The ‘bite’ (to use Stenmark’s term) of relativism embodied by the idea of social construction lies in the suggestion that what appears to be ontologically objective may turn out to be ontologically subjective: that what seems real may only be real from a given perspective, because it is viewed as real by some group or community. As Ian Hacking has argued, this suggestion incorporates three ideas: that it is contingent (it could have been otherwise: could there have been an alternative, ‘nonquarky’ physics?), that its unity consists in its being named as such, and that its stability is to be externally (i.e. socially) explained (Hacking 1999). This is what has lent excitement to claims of this sort by sociologists and historians of natural science and it is what leads Hacking to speak of ‘historical ontology’— the idea that some kinds of objects can come into being and go out of being in time (Hacking 2004). And with respect to some kinds of objects—some social objects, such as ‘serial killers’ or ‘child abuse’ — there can be interaction between the epistemic and the ontological through ‘looping’ such that what observers think in turn contributes to constituting what is observed. (Sociologists call this ‘labeling theory’). This social constructionist suggestion leads me to Stenmark’s concluding remarks about the challenge of relativism.
It is indeed valuable to ask how relativist we should be. Where is it most plausible to think relativistically? Since relativist thoughts arise out of awareness of the fact of pluralism, one obvious place to look is morality.
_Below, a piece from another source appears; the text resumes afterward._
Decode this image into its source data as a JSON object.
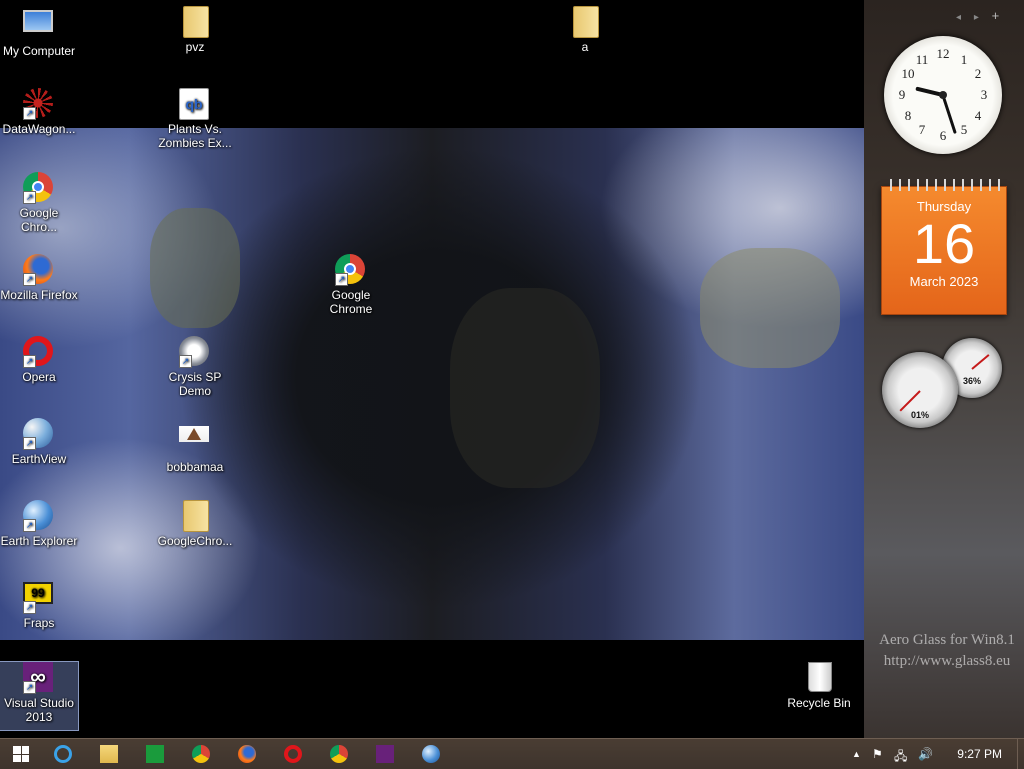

The facts of moral diversity and disagreement raise the live questions of how deep the diversity goes and whether, and if so how, the disagreements can be resolved. What philosophers call ‘moral realism’ expresses the idea that what is right and good are, in some way, ontologically objective and thus independent of particular and divergent perspectives. By contrast, I think it is helpful to view morality ‘naturalistically’, as originating in an evolved human nature and having the basic function of structuring human motivation in ways that are conducive to following norms of social co-operation, rewarding co-operators and punishing violators, and, further, specifying character ideals of individuals and conceptions of the good life. If this is what morality is, then there will be only a limited range of adequate functioning moralities and it will be through the collective inventions of culture that in different times and places specific norms will arise along with differing priorities among valued character ideals and conceptions of the good. As David Wong (2006, 44) has argued:
There are a limited number of goods that human beings seek, given their nature and potentialities. The satisfaction of their physical needs, the goods of intimacy, sociability, and social status and approval, perhaps the opportunity to discharge aggressive energy, having some degree of variety and challenge in activities, and knowledge either of the physical world or of the human world are goods sought across many different cultures. Morality is not determined by these deep human propensities, but if it is to serve as an effective guide to action, it must be limited by these propensities. In identifying positive goods that human beings are to seek, it cannot identify something human beings have no propensity to seek.
Here, then, is one response to Stenmark’s challenge. We can, I believe, say that in the domain of morality, there is, within objectively given parameters, a ‘pluralistic relativism’ of norms and values.
Hacking, Ian. The Social Construction of What? Cambridge, Mass: Harvard University Press, 1999.
Hacking, Ian. Historical Ontology. Cambridge, Mass.: Harvard University Press, 2004.
Searle, John R. Making the Social World: The Structure of Human Civilization.Oxford and New York: Oxford University Press, 2010.
Stenmark, Mikael. “Relativism — a Pervasive Feature of the Contemporary Western World?” Social Epistemology (27 January 2014): doi:10.1080/02691728.2013.782590.
Wong, David B. Natural Moralities: A Defense of Pluralistic Relativism.Oxford and New York: Oxford University Press, 2006.